Workplace dress codes vary wildly these days. Those who work in more relaxed and casually dressed industries, such as the media, can sometimes forget that in professions like law or finance, employees are expected to wear suits to work every day. In these more traditional professions, a man is usually expected to wear a suit and tie; women may well be expected to wear ladies’ suits, or something similarly formal, like a tailored dress. Is it fair that in these workplaces women have more clothing options than men, who must wear the same thing day in and day out?
The idea that having more clothing options makes dressing for work easier for women is plainly untrue. In fact, despite – or perhaps because of – women’s many options, dressing for work is even harder. It could be argued that the simplicity of a man’s suit eliminates the opportunity for men to make fashion faux pas in the workplace; in addition to this, there are other factors that make it harder for women to dress for work.

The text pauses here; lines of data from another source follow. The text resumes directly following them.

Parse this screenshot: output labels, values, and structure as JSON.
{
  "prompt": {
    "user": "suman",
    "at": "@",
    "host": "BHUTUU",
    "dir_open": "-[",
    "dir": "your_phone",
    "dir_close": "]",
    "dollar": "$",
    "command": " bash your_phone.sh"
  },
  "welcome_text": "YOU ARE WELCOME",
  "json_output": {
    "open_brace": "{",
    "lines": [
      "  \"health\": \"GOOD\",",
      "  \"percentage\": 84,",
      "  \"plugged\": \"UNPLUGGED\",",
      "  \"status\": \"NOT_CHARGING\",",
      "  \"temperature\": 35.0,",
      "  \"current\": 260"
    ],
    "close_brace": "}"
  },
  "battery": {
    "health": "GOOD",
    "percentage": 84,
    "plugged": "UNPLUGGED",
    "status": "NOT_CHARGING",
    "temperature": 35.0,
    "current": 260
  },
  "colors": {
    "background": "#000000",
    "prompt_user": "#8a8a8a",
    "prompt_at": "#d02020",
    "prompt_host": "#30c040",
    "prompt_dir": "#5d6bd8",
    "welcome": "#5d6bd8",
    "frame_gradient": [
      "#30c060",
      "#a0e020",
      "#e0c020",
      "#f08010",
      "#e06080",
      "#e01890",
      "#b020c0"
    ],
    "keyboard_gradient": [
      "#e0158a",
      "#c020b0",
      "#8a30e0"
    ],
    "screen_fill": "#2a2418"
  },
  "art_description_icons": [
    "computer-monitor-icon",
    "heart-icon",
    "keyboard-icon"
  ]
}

For example, professional style advisor Professor Anna Akbari from New York University has advised young women working as temps or interns to wear skirt suits or dresses rather than trouser suits because “they are more appealing to men”. She also advises that women attending interviews for these kinds of roles should wear skirts, as the interviewer is likely to be a man and will respond favourably.
The message here (and one that’s likely to infuriate feminists) is that a woman’s priority when considering workplace dress should be how attractive she is, rather than how professional she may appear, or how comfortable she may be when actually performing her job. By contrast, when a man wears a suit to work, he doesn’t do so because he wishes to be sexually attractive; it’s merely a social convention. And after all, men are more likely to be in charge of these sartorial conventions – no woman is forcing a man to wear suits and nothing but suits to work.
Furthermore, women have other gender-related worries to contend with at work. This article in the New York Times details the experience of one woman who filed a sexual discrimination lawsuit against the venture capital firm where she worked in the usually progressive state of California. Add to these kinds of issues the revelation made by the Daily Mail that men prefer women to wear make-up at all times, and it can hardly be argued that women have an easier time when it comes to dressing for work.
On the positive side, for industries like fashion, media and retail, dress codes are generally relaxed for everyone, which removes the issue of dictating how an employee should dress, whether that be commanding men to wear suits or suggesting that women dress in an ‘attractive’ manner. Perhaps if more professions adopted a more lenient way of dressing – maybe stipulating a certain level of formality without dictating exactly what that formality should consist of – it would go some way towards relieving the concerns of both men and women.
** photo credit: tommy ton of jakandjil.com **